Triggers. We all have them. They are the emotional buttons which, when pushed usually result in a negative, and often out of proportion, reaction.
Triggers are often related to memories or the impact of things that happened in the past, particularly childhood. The stress response we have is seemingly automatic. Sometimes we might not even know what set us off but will undoubtedly be aware of the extreme emotion we feel as a result.
Enter children and parenting.
Raising young humans can be stressful at the best of times, and kids are certainly well equipped to push all the buttons.
The emotional toll of parenting can often make us more susceptible to being triggered.
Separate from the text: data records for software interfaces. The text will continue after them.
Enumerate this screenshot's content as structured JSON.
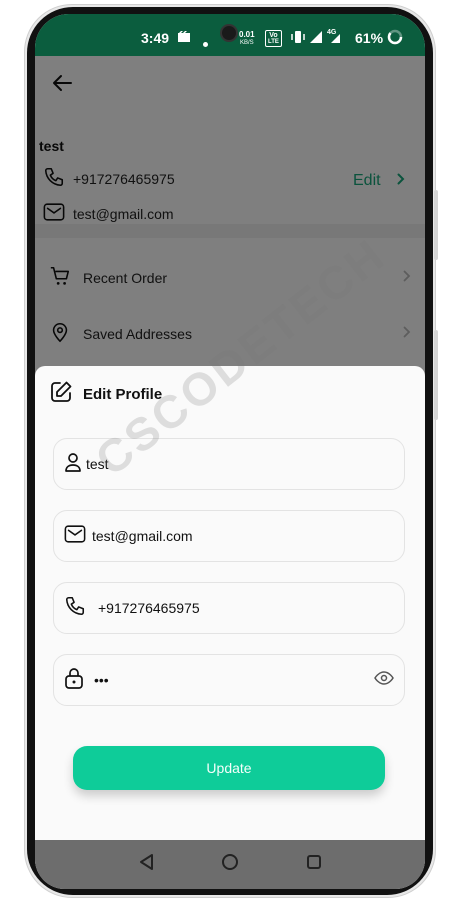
{
  "status_bar": {
    "time": "3:49",
    "net_speed_value": "0.01",
    "net_speed_unit": "KB/S",
    "volte_top": "Vo",
    "volte_bottom": "LTE",
    "signal_label": "4G",
    "battery": "61%"
  },
  "profile": {
    "name": "test",
    "phone": "+917276465975",
    "email": "test@gmail.com",
    "edit_label": "Edit"
  },
  "menu": {
    "items": [
      {
        "label": "Recent Order",
        "icon": "cart-icon"
      },
      {
        "label": "Saved Addresses",
        "icon": "location-pin-icon"
      }
    ]
  },
  "edit_sheet": {
    "title": "Edit Profile",
    "name_value": "test",
    "email_value": "test@gmail.com",
    "phone_value": "+917276465975",
    "password_value": "•••",
    "update_label": "Update"
  },
  "watermark": "CSCODETECH",
  "colors": {
    "status_bar": "#0b5d3e",
    "accent": "#0ecc99",
    "edit_link": "#17a67a"
  }
}
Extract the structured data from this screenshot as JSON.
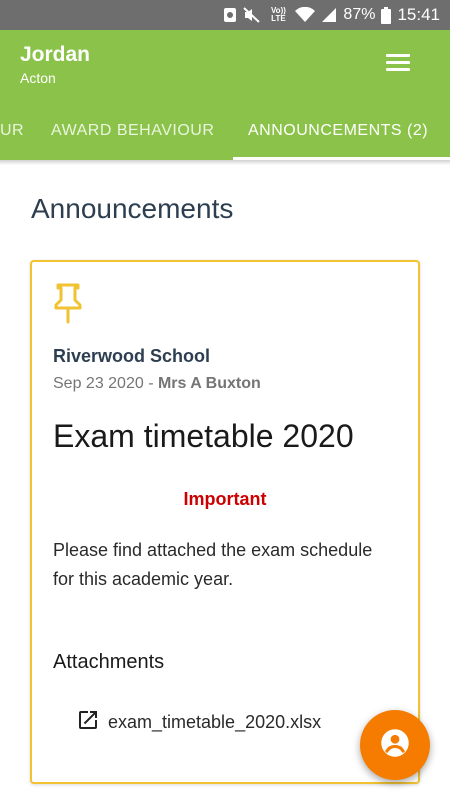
{
  "status_bar": {
    "battery_percent": "87%",
    "time": "15:41",
    "volte": "Vo)) LTE"
  },
  "header": {
    "student_name": "Jordan",
    "student_surname": "Acton"
  },
  "tabs": [
    {
      "label": "UR",
      "active": false
    },
    {
      "label": "AWARD BEHAVIOUR",
      "active": false
    },
    {
      "label": "ANNOUNCEMENTS (2)",
      "active": true
    }
  ],
  "page_title": "Announcements",
  "announcement": {
    "school": "Riverwood School",
    "date": "Sep 23 2020",
    "separator": " - ",
    "author": "Mrs A Buxton",
    "title": "Exam timetable 2020",
    "priority": "Important",
    "body": "Please find attached the exam schedule for this academic year.",
    "attachments_heading": "Attachments",
    "attachments": [
      {
        "filename": "exam_timetable_2020.xlsx"
      }
    ]
  },
  "colors": {
    "brand_green": "#8bc34a",
    "card_border": "#f1c232",
    "important_red": "#cc0000",
    "fab_orange": "#f57c00"
  },
  "icons": {
    "pin": "pushpin-icon",
    "menu": "hamburger-menu-icon",
    "attachment": "open-external-icon",
    "fab": "account-circle-icon"
  }
}
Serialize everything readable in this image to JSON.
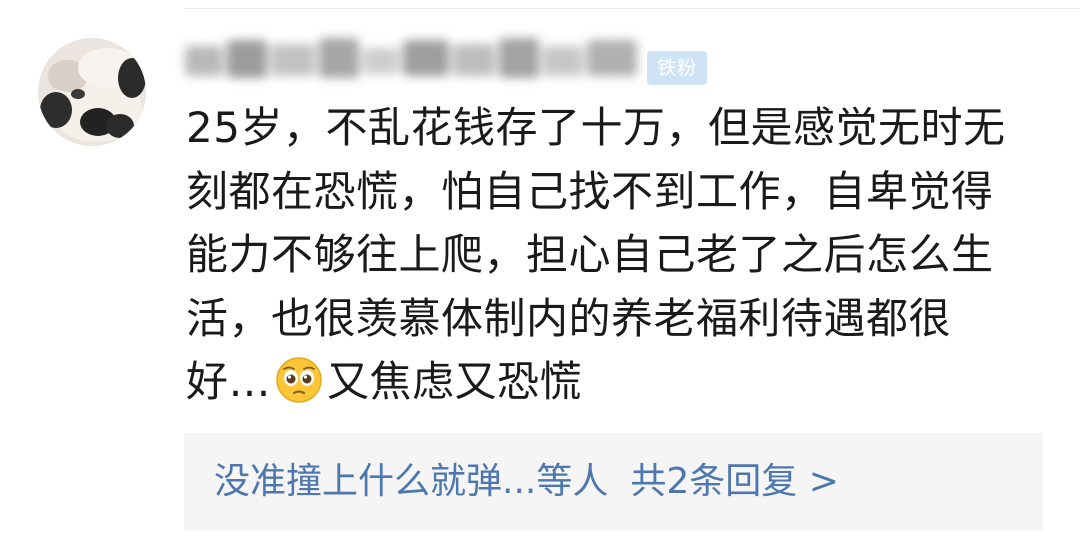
{
  "comment": {
    "author": {
      "name_blurred": true,
      "badge": "铁粉"
    },
    "text_lines": [
      "25岁，不乱花钱存了十万，但是感觉无时无",
      "刻都在恐慌，怕自己找不到工作，自卑觉得",
      "能力不够往上爬，担心自己老了之后怎么生",
      "活，也很羡慕体制内的养老福利待遇都很"
    ],
    "last_line_prefix": "好…",
    "last_line_emoji": "pleading-face-emoji",
    "last_line_suffix": "又焦虑又恐慌"
  },
  "replies": {
    "preview_user": "没准撞上什么就弹...",
    "preview_mid": "等人",
    "link": "共2条回复 >"
  },
  "colors": {
    "link": "#4d77ad",
    "text": "#1a1a1a",
    "reply_bg": "#f5f5f5",
    "badge_bg": "#cfe3f7"
  }
}
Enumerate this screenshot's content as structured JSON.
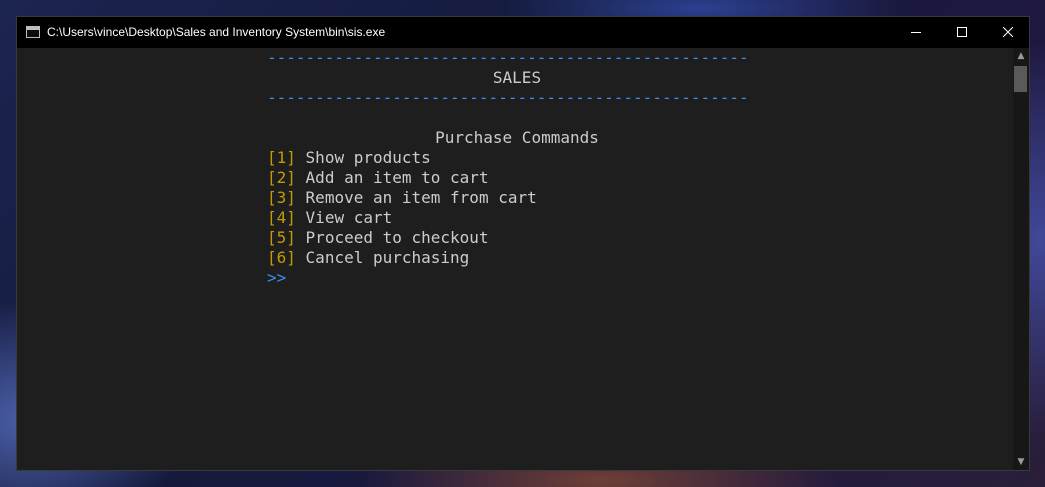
{
  "window": {
    "title": "C:\\Users\\vince\\Desktop\\Sales and Inventory System\\bin\\sis.exe",
    "icon": "console-app-icon"
  },
  "console": {
    "separator": "--------------------------------------------------",
    "heading": "SALES",
    "section_title": "Purchase Commands",
    "commands": [
      {
        "key": "[1]",
        "label": "Show products"
      },
      {
        "key": "[2]",
        "label": "Add an item to cart"
      },
      {
        "key": "[3]",
        "label": "Remove an item from cart"
      },
      {
        "key": "[4]",
        "label": "View cart"
      },
      {
        "key": "[5]",
        "label": "Proceed to checkout"
      },
      {
        "key": "[6]",
        "label": "Cancel purchasing"
      }
    ],
    "prompt": ">>"
  },
  "colors": {
    "separator": "#3b8eea",
    "key": "#c19c00",
    "text": "#cccccc",
    "background": "#1e1e1e"
  }
}
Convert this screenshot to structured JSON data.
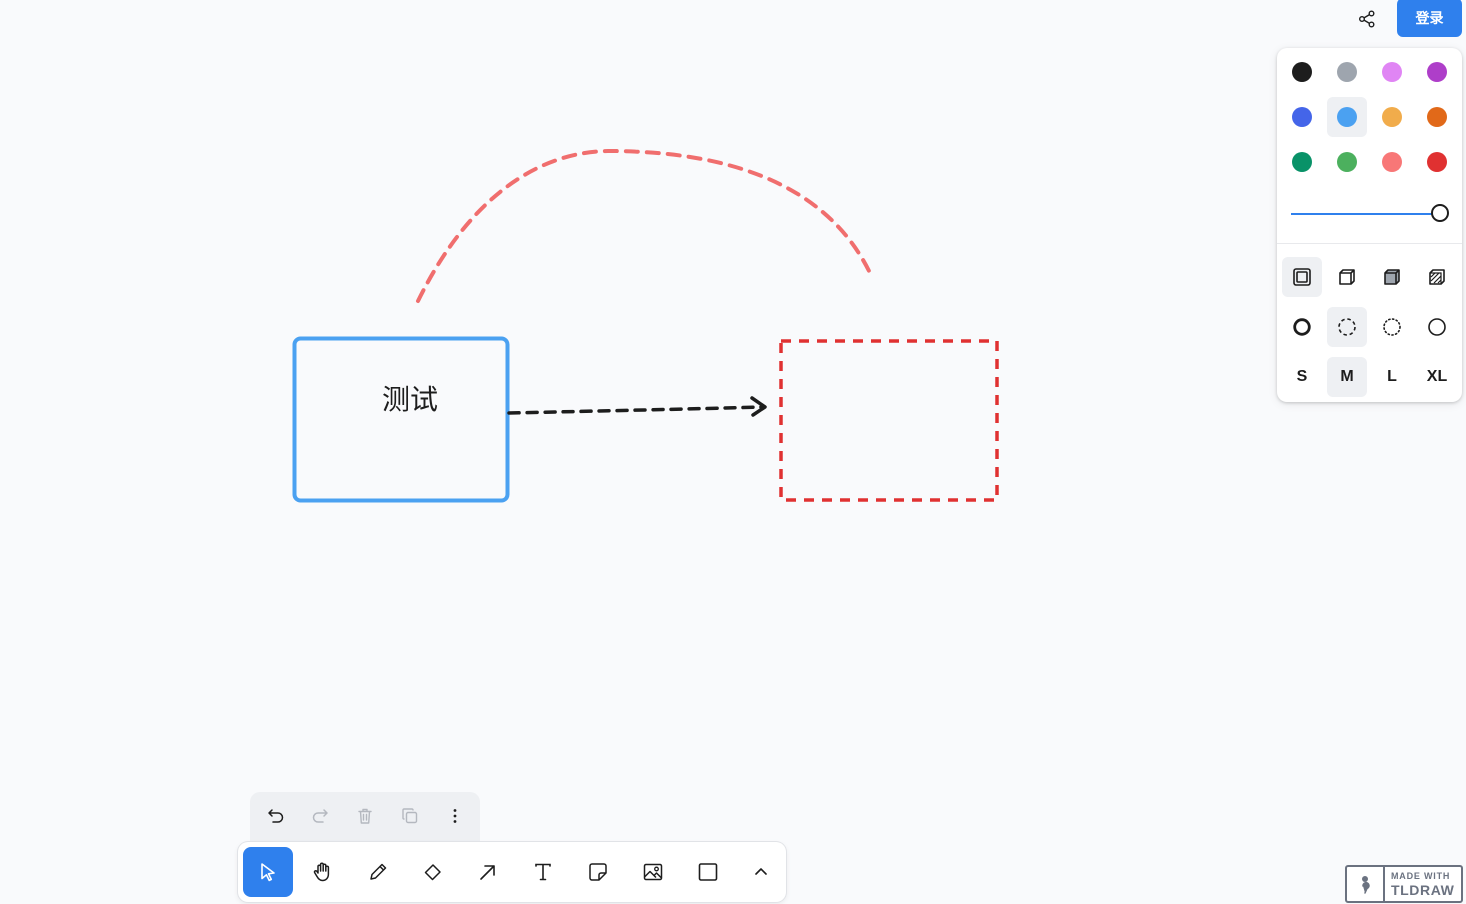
{
  "canvas": {
    "text_shape_label": "测试"
  },
  "top_right": {
    "share_icon": "share-icon",
    "login_label": "登录"
  },
  "style_panel": {
    "colors": [
      {
        "name": "black",
        "hex": "#1d1d1d"
      },
      {
        "name": "grey",
        "hex": "#9ea5ae"
      },
      {
        "name": "light-violet",
        "hex": "#e085f4"
      },
      {
        "name": "violet",
        "hex": "#ae3ec9"
      },
      {
        "name": "blue",
        "hex": "#4465e9"
      },
      {
        "name": "light-blue",
        "hex": "#4ba1f1",
        "selected": true
      },
      {
        "name": "yellow",
        "hex": "#f1ac4b"
      },
      {
        "name": "orange",
        "hex": "#e16919"
      },
      {
        "name": "green",
        "hex": "#099268"
      },
      {
        "name": "light-green",
        "hex": "#4cb05e"
      },
      {
        "name": "light-red",
        "hex": "#f87777"
      },
      {
        "name": "red",
        "hex": "#e03131"
      }
    ],
    "opacity_value": 1,
    "fill_options": [
      "fill-none-icon",
      "fill-semi-icon",
      "fill-solid-icon",
      "fill-pattern-icon"
    ],
    "dash_options": [
      "dash-draw-icon",
      "dash-dashed-icon",
      "dash-dotted-icon",
      "dash-solid-icon"
    ],
    "size_options": [
      "S",
      "M",
      "L",
      "XL"
    ],
    "selected_size": "M"
  },
  "action_bar": {
    "items": [
      "undo-icon",
      "redo-icon",
      "trash-icon",
      "duplicate-icon",
      "more-icon"
    ]
  },
  "toolbar": {
    "tools": [
      "select-icon",
      "hand-icon",
      "pencil-icon",
      "eraser-icon",
      "arrow-icon",
      "text-icon",
      "note-icon",
      "image-icon",
      "rectangle-icon",
      "chevron-up-icon"
    ],
    "selected": "select-icon"
  },
  "watermark": {
    "line1": "MADE WITH",
    "line2": "TLDRAW"
  }
}
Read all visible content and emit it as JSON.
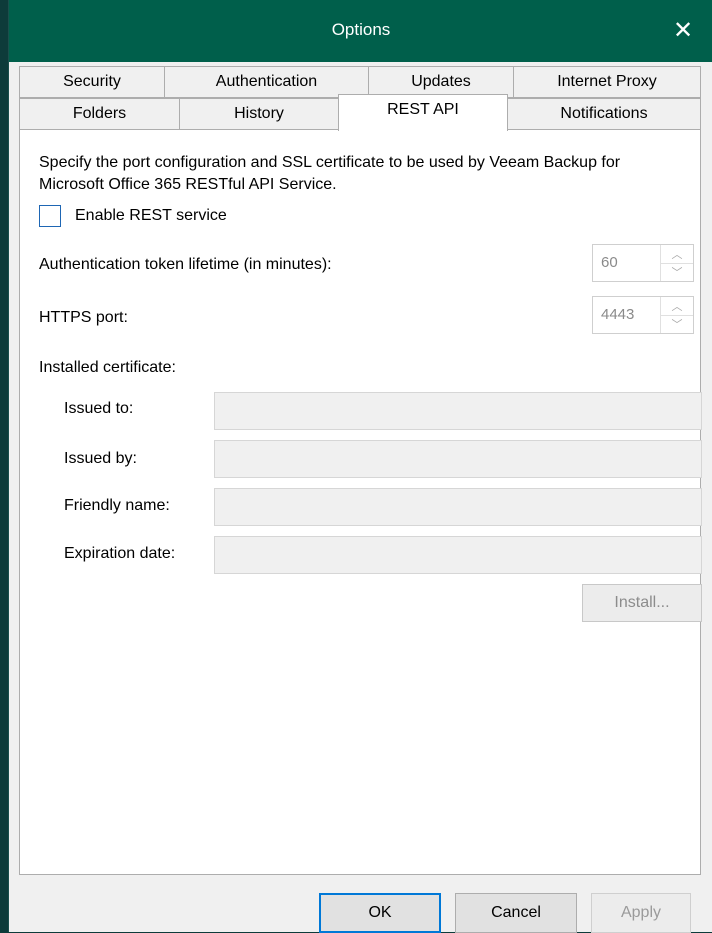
{
  "window": {
    "title": "Options",
    "close_icon": "close-icon"
  },
  "tabs": {
    "row1": [
      "Security",
      "Authentication",
      "Updates",
      "Internet Proxy"
    ],
    "row2": [
      "Folders",
      "History",
      "REST API",
      "Notifications"
    ],
    "active": "REST API"
  },
  "rest": {
    "description": "Specify the port configuration and SSL certificate to be used by Veeam Backup for Microsoft Office 365 RESTful API Service.",
    "enable_label": "Enable REST service",
    "enable_checked": false,
    "token_label": "Authentication token lifetime (in minutes):",
    "token_value": "60",
    "port_label": "HTTPS port:",
    "port_value": "4443",
    "cert_heading": "Installed certificate:",
    "issued_to_label": "Issued to:",
    "issued_to_value": "",
    "issued_by_label": "Issued by:",
    "issued_by_value": "",
    "friendly_name_label": "Friendly name:",
    "friendly_name_value": "",
    "expiration_label": "Expiration date:",
    "expiration_value": "",
    "install_label": "Install..."
  },
  "buttons": {
    "ok": "OK",
    "cancel": "Cancel",
    "apply": "Apply"
  },
  "colors": {
    "titlebar": "#005f4b",
    "background": "#0d3b3a",
    "focus": "#0078d7"
  }
}
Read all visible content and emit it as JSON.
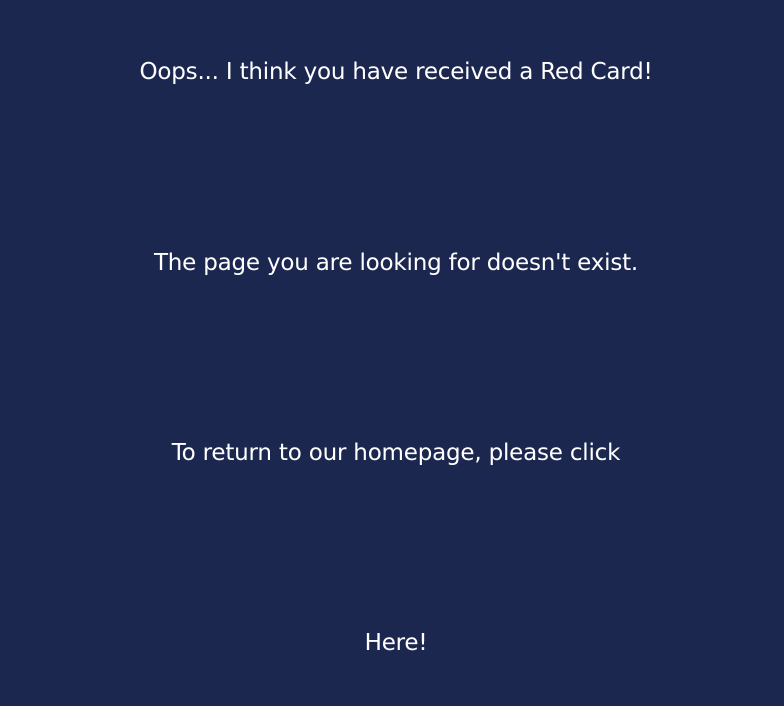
{
  "error_page": {
    "headline": "Oops... I think you have received a Red Card!",
    "message": "The page you are looking for doesn't exist.",
    "return_prompt": "To return to our homepage, please click",
    "home_link": "Here!"
  },
  "colors": {
    "background": "#1c2750",
    "text": "#ffffff"
  }
}
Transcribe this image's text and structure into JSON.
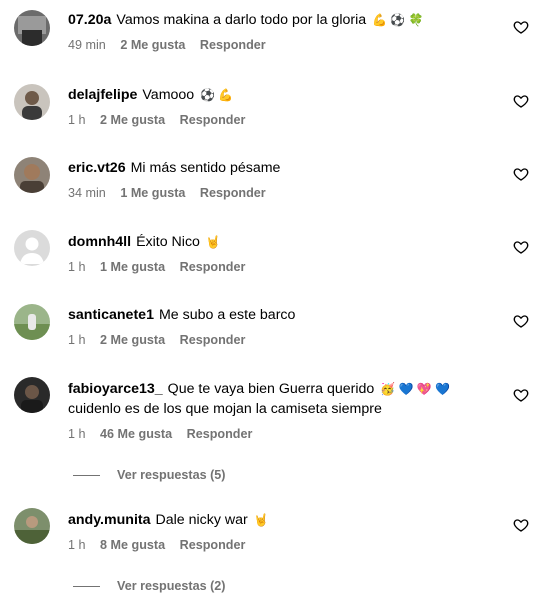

There are countless situations, actions or behaviour involving your child that may trigger you, including:
- Not listening
- Risky behaviour
- Food issues
- Crossing personal boundaries
Of course, everyone is different and the list is endless.
Add existing stress from work, relationships, finances, self-deprivation into the mix and you can find yourself losing it, yelling at the kids and/or feeling emotionally out of control.
Often the thing that triggered us doesn’t justify our response and we end up feeling guilty. Think about times you may have lost it over a spilt drink, uneaten meal or a refusal to put shoes on when you are already late.
So how can we deal with these triggers so they don’t impact our parenting?
Recognise your triggers – by being aware of your emotional hot spots, you are better equipped to manage your response and work through residual emotional issues. Try keeping a journal of instances you feel triggered so you can explore them further.
Be mindful when triggered – stop, take a deep breath and focus on the present moment. Deal with the situation in front of you – and the child in front of you – not the emotions of the past.
Keep your expectations realistic – of yourself and of your child. Neither of you have done this before so go gently.
Be open with your child – set personal boundaries (without sharing any trauma) and let them know how you feel. Apologise for acting in anger, hug and reconnect with them.
Get help – talk to a friend, partner or counsellor about your emotional responses and where they may be rooted. Often, talking about these things can help open doorways to resolving unhealed wounds.